How do supranational regional courts, which occupy a space between the national and international, contribute to normative development? We demonstrate that norms are dynamic and require ‘translation’ in order to impact the international system and find expression at the national level. Norm translation is a recursive and dynamic process. We connect this process with research on transnational legal orders (TLOs) and introduce the notion of an ‘adjudicatory space’ in which international norms are interpreted by supranational judicial actors such as the European Court of Human Rights and the Inter-American Court of Human Rights. We present a case study demonstrating how supranational courts utilize case-law from many different sources to apply, refine, and cross-culturally translate meanings of a norm (in this case violence against women as gender discrimination) into different regional and national cultural contexts. The recursive process of cross-referencing and restatement of norms in supranational adjudicatory space demonstrated in the case study suggests that norm development is progressive, non-linear, and non-hierarchical. The case study also indicates that the locus of norm translation and refinement is not confined to well-established human rights machinery of Europe; in the Global South local and transnational norm entrepreneurs are challenging social and legal norms.
Norm development is recursive: dynamic, non-linear, and non-hierarchical.
Supranational/regional courts are an undertheorized but crucial location for international norm development, refinement, and evolution.
Norm refinement occurs an in ‘adjudicatory space’ that includes not only courts but also other global and transnational legal actors.

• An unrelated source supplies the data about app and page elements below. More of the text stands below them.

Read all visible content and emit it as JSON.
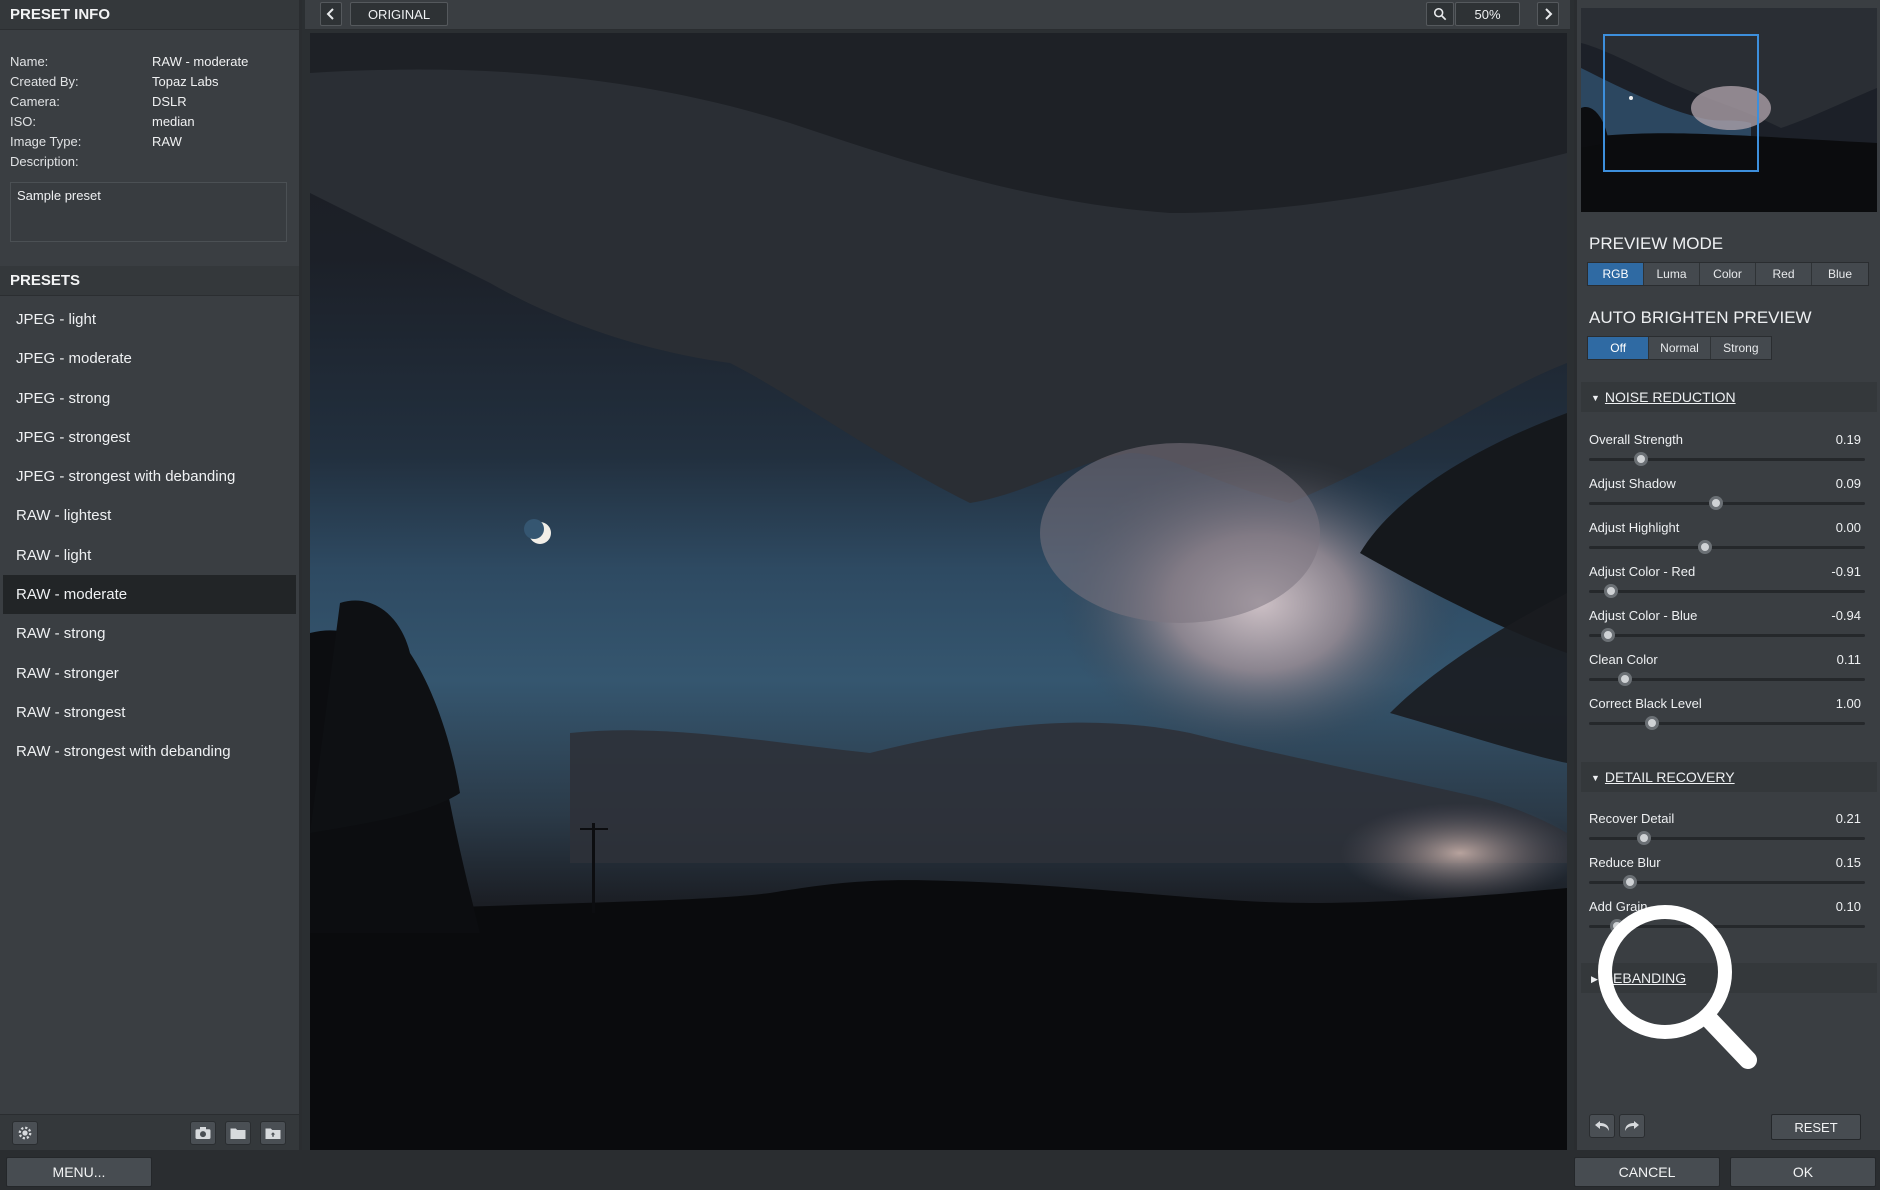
{
  "preset_info": {
    "heading": "PRESET INFO",
    "rows": [
      {
        "key": "Name:",
        "value": "RAW - moderate"
      },
      {
        "key": "Created By:",
        "value": "Topaz Labs"
      },
      {
        "key": "Camera:",
        "value": "DSLR"
      },
      {
        "key": "ISO:",
        "value": "median"
      },
      {
        "key": "Image Type:",
        "value": "RAW"
      },
      {
        "key": "Description:",
        "value": ""
      }
    ],
    "description": "Sample preset"
  },
  "presets": {
    "heading": "PRESETS",
    "selected": "RAW - moderate",
    "items": [
      "JPEG - light",
      "JPEG - moderate",
      "JPEG - strong",
      "JPEG - strongest",
      "JPEG - strongest with debanding",
      "RAW - lightest",
      "RAW - light",
      "RAW - moderate",
      "RAW - strong",
      "RAW - stronger",
      "RAW - strongest",
      "RAW - strongest with debanding"
    ]
  },
  "toolbar": {
    "original_label": "ORIGINAL",
    "zoom": "50%"
  },
  "preview_mode": {
    "heading": "PREVIEW MODE",
    "options": [
      "RGB",
      "Luma",
      "Color",
      "Red",
      "Blue"
    ],
    "selected": "RGB"
  },
  "auto_brighten": {
    "heading": "AUTO BRIGHTEN PREVIEW",
    "options": [
      "Off",
      "Normal",
      "Strong"
    ],
    "selected": "Off"
  },
  "noise_reduction": {
    "heading": "NOISE REDUCTION",
    "sliders": [
      {
        "label": "Overall Strength",
        "value": "0.19",
        "position": 0.19
      },
      {
        "label": "Adjust Shadow",
        "value": "0.09",
        "position": 0.46
      },
      {
        "label": "Adjust Highlight",
        "value": "0.00",
        "position": 0.42
      },
      {
        "label": "Adjust Color - Red",
        "value": "-0.91",
        "position": 0.08
      },
      {
        "label": "Adjust Color - Blue",
        "value": "-0.94",
        "position": 0.07
      },
      {
        "label": "Clean Color",
        "value": "0.11",
        "position": 0.13
      },
      {
        "label": "Correct Black Level",
        "value": "1.00",
        "position": 0.23
      }
    ]
  },
  "detail_recovery": {
    "heading": "DETAIL RECOVERY",
    "sliders": [
      {
        "label": "Recover Detail",
        "value": "0.21",
        "position": 0.2
      },
      {
        "label": "Reduce Blur",
        "value": "0.15",
        "position": 0.15
      },
      {
        "label": "Add Grain",
        "value": "0.10",
        "position": 0.1
      }
    ]
  },
  "debanding": {
    "heading": "DEBANDING"
  },
  "footer": {
    "reset": "RESET",
    "menu": "MENU...",
    "cancel": "CANCEL",
    "ok": "OK"
  },
  "colors": {
    "accent": "#2f6aa3",
    "navigator_frame": "#3d8fdc",
    "panel": "#3a3e42"
  }
}
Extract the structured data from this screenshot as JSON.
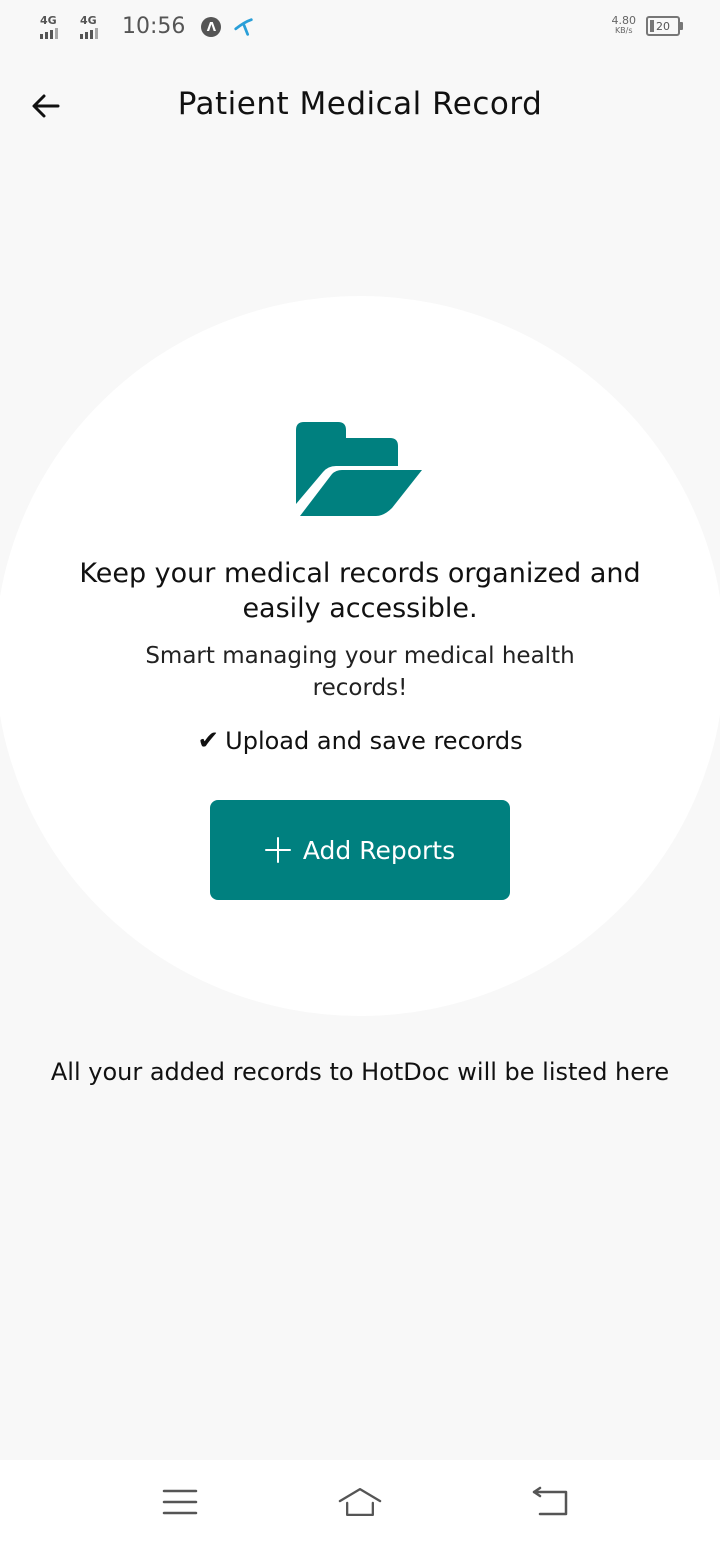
{
  "status_bar": {
    "signal_1": "4G",
    "signal_2": "4G",
    "time": "10:56",
    "net_speed_value": "4.80",
    "net_speed_unit": "KB/s",
    "battery_level": "20"
  },
  "header": {
    "back_icon": "arrow-left-icon",
    "title": "Patient Medical Record"
  },
  "hero": {
    "icon": "folder-open-icon",
    "icon_color": "#00807f",
    "headline": "Keep your medical records organized and easily accessible.",
    "subline": "Smart managing your medical health records!",
    "feature_check": "✔",
    "feature_text": "Upload and save records",
    "add_button_label": "Add Reports",
    "add_button_color": "#00807f"
  },
  "empty_state": {
    "note": "All your added records to HotDoc will be listed here"
  },
  "nav": {
    "menu_icon": "menu-icon",
    "home_icon": "home-icon",
    "back_icon": "back-icon"
  }
}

Normative evolution occurs with considerable contribution of actors from the Global South and North.
Regional courts allow local actors to reach around and beyond state institutions.